WHAT TO PRODUCE: Return every record below exactly as written, omitting any pictures.

[[ SOURCE DATA open ]]

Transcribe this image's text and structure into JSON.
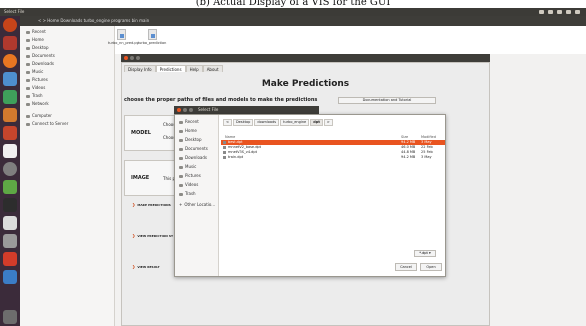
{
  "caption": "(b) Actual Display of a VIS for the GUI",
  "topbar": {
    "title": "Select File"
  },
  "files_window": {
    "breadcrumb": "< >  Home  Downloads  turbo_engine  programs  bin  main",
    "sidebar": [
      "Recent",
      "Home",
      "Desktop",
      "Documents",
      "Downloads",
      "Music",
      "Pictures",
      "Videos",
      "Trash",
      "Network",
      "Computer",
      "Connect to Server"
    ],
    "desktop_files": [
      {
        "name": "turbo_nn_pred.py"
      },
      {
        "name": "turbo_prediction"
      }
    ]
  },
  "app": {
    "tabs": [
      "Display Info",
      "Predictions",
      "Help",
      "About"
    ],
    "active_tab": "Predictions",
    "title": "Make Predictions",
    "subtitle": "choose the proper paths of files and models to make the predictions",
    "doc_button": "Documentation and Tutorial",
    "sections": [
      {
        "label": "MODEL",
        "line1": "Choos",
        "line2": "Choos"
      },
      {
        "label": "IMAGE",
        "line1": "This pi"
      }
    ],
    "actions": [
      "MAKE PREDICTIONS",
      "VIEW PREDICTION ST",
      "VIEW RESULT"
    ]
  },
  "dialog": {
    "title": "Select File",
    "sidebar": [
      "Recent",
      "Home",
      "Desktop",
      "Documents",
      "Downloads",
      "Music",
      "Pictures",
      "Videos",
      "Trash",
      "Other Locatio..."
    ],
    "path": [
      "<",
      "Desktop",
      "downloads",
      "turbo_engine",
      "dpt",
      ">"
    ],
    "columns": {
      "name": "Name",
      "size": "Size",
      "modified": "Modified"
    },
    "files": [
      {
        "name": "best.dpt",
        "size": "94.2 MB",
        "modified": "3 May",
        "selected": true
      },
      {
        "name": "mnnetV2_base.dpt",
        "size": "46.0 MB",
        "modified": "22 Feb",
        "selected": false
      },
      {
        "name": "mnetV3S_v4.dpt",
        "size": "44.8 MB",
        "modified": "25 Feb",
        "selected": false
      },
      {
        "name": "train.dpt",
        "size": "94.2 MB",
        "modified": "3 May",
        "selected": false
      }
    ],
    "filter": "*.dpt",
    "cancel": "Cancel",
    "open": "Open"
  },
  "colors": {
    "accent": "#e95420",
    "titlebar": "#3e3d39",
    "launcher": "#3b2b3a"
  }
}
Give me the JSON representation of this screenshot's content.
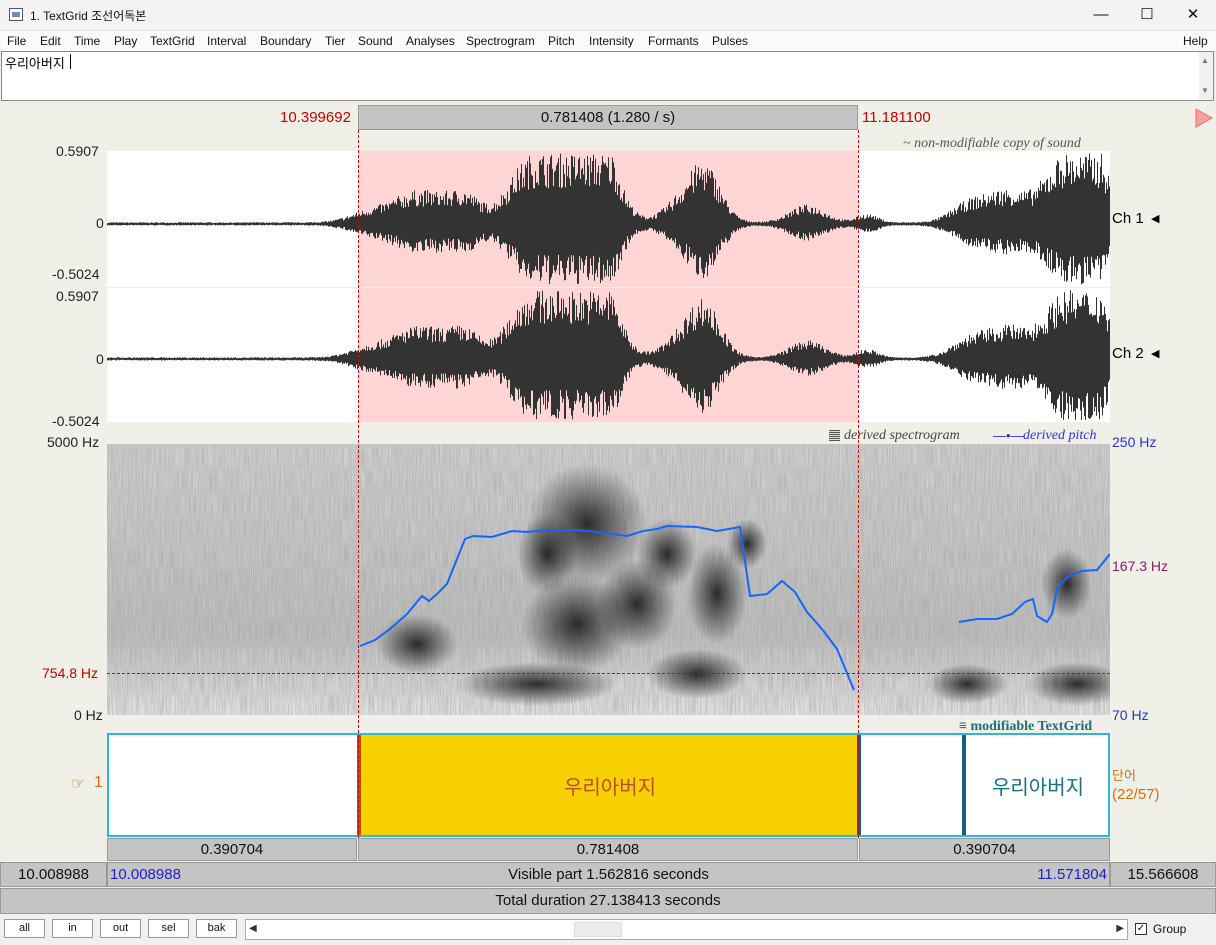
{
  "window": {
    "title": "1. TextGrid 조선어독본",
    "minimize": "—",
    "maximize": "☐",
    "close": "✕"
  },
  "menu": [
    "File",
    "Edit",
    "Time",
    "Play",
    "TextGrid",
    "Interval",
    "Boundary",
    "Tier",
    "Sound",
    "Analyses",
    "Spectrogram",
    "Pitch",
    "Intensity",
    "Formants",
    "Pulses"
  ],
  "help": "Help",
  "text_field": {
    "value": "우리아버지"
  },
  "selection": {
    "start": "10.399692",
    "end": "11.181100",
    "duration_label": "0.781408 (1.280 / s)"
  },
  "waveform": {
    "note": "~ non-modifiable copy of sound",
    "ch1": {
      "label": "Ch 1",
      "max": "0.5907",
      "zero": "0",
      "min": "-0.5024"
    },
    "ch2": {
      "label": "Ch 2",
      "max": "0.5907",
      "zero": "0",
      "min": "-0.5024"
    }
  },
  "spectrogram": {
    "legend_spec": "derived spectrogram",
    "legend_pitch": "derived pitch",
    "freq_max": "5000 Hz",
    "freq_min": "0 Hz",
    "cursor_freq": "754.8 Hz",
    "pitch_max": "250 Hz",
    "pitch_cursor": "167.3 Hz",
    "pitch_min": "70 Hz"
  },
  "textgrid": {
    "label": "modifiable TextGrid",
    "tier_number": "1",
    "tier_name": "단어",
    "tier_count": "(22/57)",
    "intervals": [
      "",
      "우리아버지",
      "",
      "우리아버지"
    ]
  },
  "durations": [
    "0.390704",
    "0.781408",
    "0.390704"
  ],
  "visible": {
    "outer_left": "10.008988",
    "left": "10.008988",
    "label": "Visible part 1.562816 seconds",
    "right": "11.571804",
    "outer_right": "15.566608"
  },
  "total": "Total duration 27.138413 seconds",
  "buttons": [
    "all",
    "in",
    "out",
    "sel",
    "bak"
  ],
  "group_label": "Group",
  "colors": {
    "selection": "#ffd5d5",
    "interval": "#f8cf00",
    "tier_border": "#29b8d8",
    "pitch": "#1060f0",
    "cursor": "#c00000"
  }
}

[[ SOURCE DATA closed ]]

THE COMPLETED TASK:
Transcribe this image's text and structure into JSON.
{
  "caption": "(b) Actual Display of a VIS for the GUI",
  "topbar": {
    "title": "Select File"
  },
  "files_window": {
    "breadcrumb": "< >  Home  Downloads  turbo_engine  programs  bin  main",
    "sidebar": [
      "Recent",
      "Home",
      "Desktop",
      "Documents",
      "Downloads",
      "Music",
      "Pictures",
      "Videos",
      "Trash",
      "Network",
      "Computer",
      "Connect to Server"
    ],
    "desktop_files": [
      {
        "name": "turbo_nn_pred.py"
      },
      {
        "name": "turbo_prediction"
      }
    ]
  },
  "app": {
    "tabs": [
      "Display Info",
      "Predictions",
      "Help",
      "About"
    ],
    "active_tab": "Predictions",
    "title": "Make Predictions",
    "subtitle": "choose the proper paths of files and models to make the predictions",
    "doc_button": "Documentation and Tutorial",
    "sections": [
      {
        "label": "MODEL",
        "line1": "Choos",
        "line2": "Choos"
      },
      {
        "label": "IMAGE",
        "line1": "This pi"
      }
    ],
    "actions": [
      "MAKE PREDICTIONS",
      "VIEW PREDICTION ST",
      "VIEW RESULT"
    ]
  },
  "dialog": {
    "title": "Select File",
    "sidebar": [
      "Recent",
      "Home",
      "Desktop",
      "Documents",
      "Downloads",
      "Music",
      "Pictures",
      "Videos",
      "Trash",
      "Other Locatio..."
    ],
    "path": [
      "<",
      "Desktop",
      "downloads",
      "turbo_engine",
      "dpt",
      ">"
    ],
    "columns": {
      "name": "Name",
      "size": "Size",
      "modified": "Modified"
    },
    "files": [
      {
        "name": "best.dpt",
        "size": "94.2 MB",
        "modified": "3 May",
        "selected": true
      },
      {
        "name": "mnnetV2_base.dpt",
        "size": "46.0 MB",
        "modified": "22 Feb",
        "selected": false
      },
      {
        "name": "mnetV3S_v4.dpt",
        "size": "44.8 MB",
        "modified": "25 Feb",
        "selected": false
      },
      {
        "name": "train.dpt",
        "size": "94.2 MB",
        "modified": "3 May",
        "selected": false
      }
    ],
    "filter": "*.dpt",
    "cancel": "Cancel",
    "open": "Open"
  },
  "colors": {
    "accent": "#e95420",
    "titlebar": "#3e3d39",
    "launcher": "#3b2b3a"
  }
}
Give me the JSON representation of this screenshot's content.
{
  "window": {
    "title": "1. TextGrid 조선어독본",
    "minimize": "—",
    "maximize": "☐",
    "close": "✕"
  },
  "menu": [
    "File",
    "Edit",
    "Time",
    "Play",
    "TextGrid",
    "Interval",
    "Boundary",
    "Tier",
    "Sound",
    "Analyses",
    "Spectrogram",
    "Pitch",
    "Intensity",
    "Formants",
    "Pulses"
  ],
  "help": "Help",
  "text_field": {
    "value": "우리아버지"
  },
  "selection": {
    "start": "10.399692",
    "end": "11.181100",
    "duration_label": "0.781408 (1.280 / s)"
  },
  "waveform": {
    "note": "~ non-modifiable copy of sound",
    "ch1": {
      "label": "Ch 1",
      "max": "0.5907",
      "zero": "0",
      "min": "-0.5024"
    },
    "ch2": {
      "label": "Ch 2",
      "max": "0.5907",
      "zero": "0",
      "min": "-0.5024"
    }
  },
  "spectrogram": {
    "legend_spec": "derived spectrogram",
    "legend_pitch": "derived pitch",
    "freq_max": "5000 Hz",
    "freq_min": "0 Hz",
    "cursor_freq": "754.8 Hz",
    "pitch_max": "250 Hz",
    "pitch_cursor": "167.3 Hz",
    "pitch_min": "70 Hz"
  },
  "textgrid": {
    "label": "modifiable TextGrid",
    "tier_number": "1",
    "tier_name": "단어",
    "tier_count": "(22/57)",
    "intervals": [
      "",
      "우리아버지",
      "",
      "우리아버지"
    ]
  },
  "durations": [
    "0.390704",
    "0.781408",
    "0.390704"
  ],
  "visible": {
    "outer_left": "10.008988",
    "left": "10.008988",
    "label": "Visible part 1.562816 seconds",
    "right": "11.571804",
    "outer_right": "15.566608"
  },
  "total": "Total duration 27.138413 seconds",
  "buttons": [
    "all",
    "in",
    "out",
    "sel",
    "bak"
  ],
  "group_label": "Group",
  "colors": {
    "selection": "#ffd5d5",
    "interval": "#f8cf00",
    "tier_border": "#29b8d8",
    "pitch": "#1060f0",
    "cursor": "#c00000"
  }
}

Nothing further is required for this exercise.